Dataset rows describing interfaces
┌────────
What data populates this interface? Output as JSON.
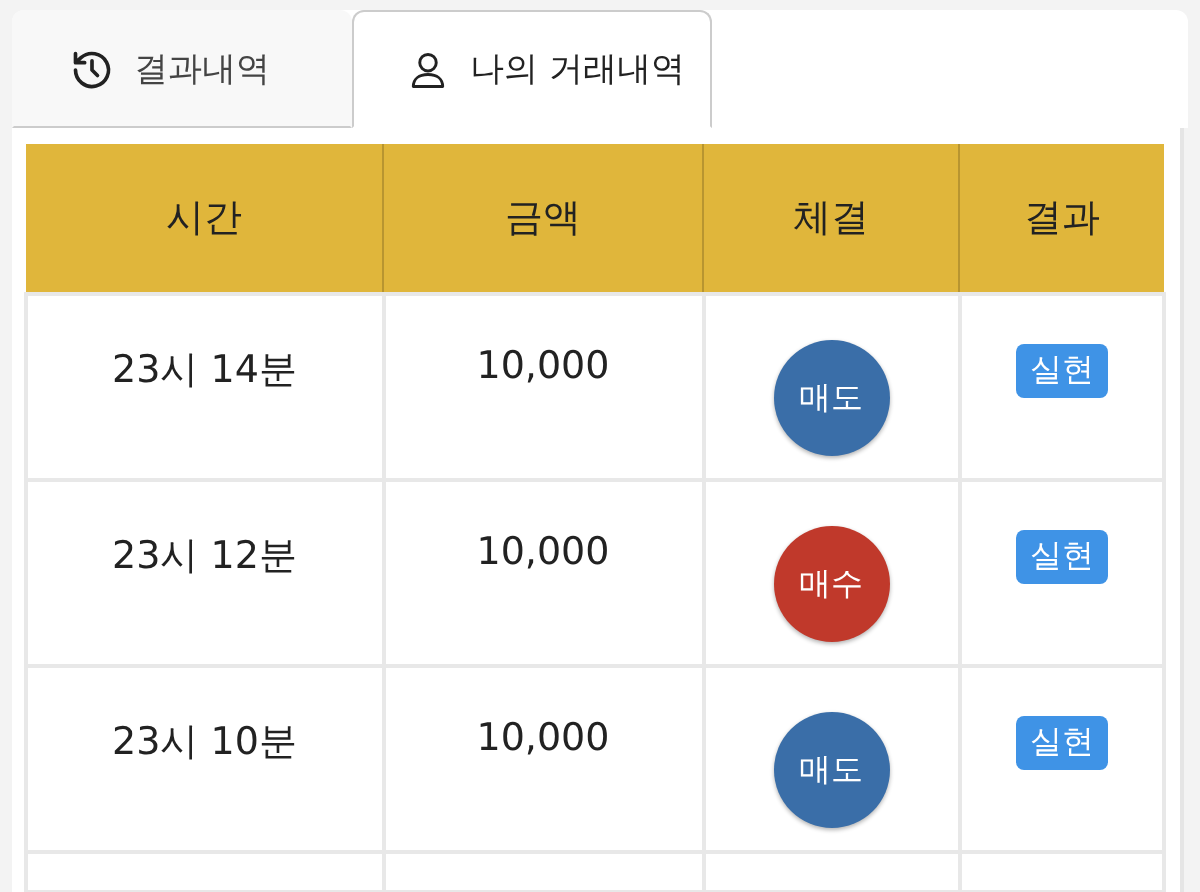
{
  "tabs": [
    {
      "label": "결과내역",
      "kind": "history",
      "selected": false
    },
    {
      "label": "나의 거래내역",
      "kind": "user",
      "selected": true
    }
  ],
  "table": {
    "columns": [
      "시간",
      "금액",
      "체결",
      "결과"
    ],
    "rows": [
      {
        "time": "23시 14분",
        "amount": "10,000",
        "trade": {
          "kind": "sell",
          "label": "매도"
        },
        "result": "실현"
      },
      {
        "time": "23시 12분",
        "amount": "10,000",
        "trade": {
          "kind": "buy",
          "label": "매수"
        },
        "result": "실현"
      },
      {
        "time": "23시 10분",
        "amount": "10,000",
        "trade": {
          "kind": "sell",
          "label": "매도"
        },
        "result": "실현"
      }
    ]
  }
}
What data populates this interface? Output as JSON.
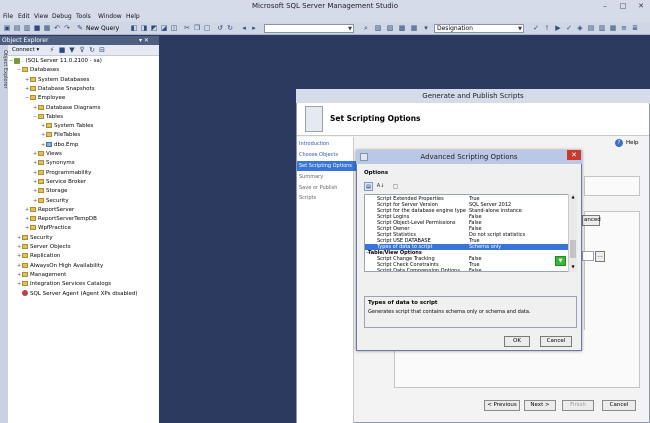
{
  "window": {
    "title": "Microsoft SQL Server Management Studio",
    "minimize": "–",
    "maximize": "□",
    "close": "✕"
  },
  "menu": [
    "File",
    "Edit",
    "View",
    "Debug",
    "Tools",
    "Window",
    "Help"
  ],
  "toolbar": {
    "new_query": "New Query",
    "designation": "Designation"
  },
  "object_explorer": {
    "title": "Object Explorer",
    "pin": "▾ ✕",
    "connect": "Connect ▾",
    "vertical_tab": "Object Explorer",
    "tree": [
      {
        "label": ". (SQL Server 11.0.2100 - sa)",
        "level": 0,
        "icon": "server",
        "expander": "−"
      },
      {
        "label": "Databases",
        "level": 1,
        "icon": "folder",
        "expander": "−"
      },
      {
        "label": "System Databases",
        "level": 2,
        "icon": "folder",
        "expander": "+"
      },
      {
        "label": "Database Snapshots",
        "level": 2,
        "icon": "folder",
        "expander": "+"
      },
      {
        "label": "Employee",
        "level": 2,
        "icon": "folder",
        "expander": "−"
      },
      {
        "label": "Database Diagrams",
        "level": 3,
        "icon": "folder",
        "expander": "+"
      },
      {
        "label": "Tables",
        "level": 3,
        "icon": "folder",
        "expander": "−"
      },
      {
        "label": "System Tables",
        "level": 4,
        "icon": "folder",
        "expander": "+"
      },
      {
        "label": "FileTables",
        "level": 4,
        "icon": "folder",
        "expander": "+"
      },
      {
        "label": "dbo.Emp",
        "level": 4,
        "icon": "table",
        "expander": "+"
      },
      {
        "label": "Views",
        "level": 3,
        "icon": "folder",
        "expander": "+"
      },
      {
        "label": "Synonyms",
        "level": 3,
        "icon": "folder",
        "expander": "+"
      },
      {
        "label": "Programmability",
        "level": 3,
        "icon": "folder",
        "expander": "+"
      },
      {
        "label": "Service Broker",
        "level": 3,
        "icon": "folder",
        "expander": "+"
      },
      {
        "label": "Storage",
        "level": 3,
        "icon": "folder",
        "expander": "+"
      },
      {
        "label": "Security",
        "level": 3,
        "icon": "folder",
        "expander": "+"
      },
      {
        "label": "ReportServer",
        "level": 2,
        "icon": "folder",
        "expander": "+"
      },
      {
        "label": "ReportServerTempDB",
        "level": 2,
        "icon": "folder",
        "expander": "+"
      },
      {
        "label": "WpfPractice",
        "level": 2,
        "icon": "folder",
        "expander": "+"
      },
      {
        "label": "Security",
        "level": 1,
        "icon": "folder",
        "expander": "+"
      },
      {
        "label": "Server Objects",
        "level": 1,
        "icon": "folder",
        "expander": "+"
      },
      {
        "label": "Replication",
        "level": 1,
        "icon": "folder",
        "expander": "+"
      },
      {
        "label": "AlwaysOn High Availability",
        "level": 1,
        "icon": "folder",
        "expander": "+"
      },
      {
        "label": "Management",
        "level": 1,
        "icon": "folder",
        "expander": "+"
      },
      {
        "label": "Integration Services Catalogs",
        "level": 1,
        "icon": "folder",
        "expander": "+"
      },
      {
        "label": "SQL Server Agent (Agent XPs disabled)",
        "level": 1,
        "icon": "agent",
        "expander": ""
      }
    ]
  },
  "generate_publish": {
    "title": "Generate and Publish Scripts",
    "header": "Set Scripting Options",
    "help": "Help",
    "nav": [
      "Introduction",
      "Choose Objects",
      "Set Scripting Options",
      "Summary",
      "Save or Publish Scripts"
    ],
    "nav_selected": 2,
    "advanced_partial": "anced",
    "buttons": {
      "previous": "< Previous",
      "next": "Next >",
      "finish": "Finish",
      "cancel": "Cancel"
    }
  },
  "advanced_options": {
    "title": "Advanced Scripting Options",
    "close": "✕",
    "options_label": "Options",
    "rows": [
      {
        "name": "Script Extended Properties",
        "value": "True"
      },
      {
        "name": "Script for Server Version",
        "value": "SQL Server 2012"
      },
      {
        "name": "Script for the database engine type",
        "value": "Stand-alone instance"
      },
      {
        "name": "Script Logins",
        "value": "False"
      },
      {
        "name": "Script Object-Level Permissions",
        "value": "False"
      },
      {
        "name": "Script Owner",
        "value": "False"
      },
      {
        "name": "Script Statistics",
        "value": "Do not script statistics"
      },
      {
        "name": "Script USE DATABASE",
        "value": "True"
      },
      {
        "name": "Types of data to script",
        "value": "Schema only",
        "selected": true
      },
      {
        "name": "Table/View Options",
        "value": "",
        "category": true
      },
      {
        "name": "Script Change Tracking",
        "value": "False"
      },
      {
        "name": "Script Check Constraints",
        "value": "True"
      },
      {
        "name": "Script Data Compression Options",
        "value": "False"
      }
    ],
    "description_title": "Types of data to script",
    "description": "Generates script that contains schema only or schema and data.",
    "ok": "OK",
    "cancel": "Cancel"
  }
}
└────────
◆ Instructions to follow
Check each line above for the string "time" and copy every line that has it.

◆ Result of the task
        "time": "23시 14분",
        "time": "23시 12분",
        "time": "23시 10분",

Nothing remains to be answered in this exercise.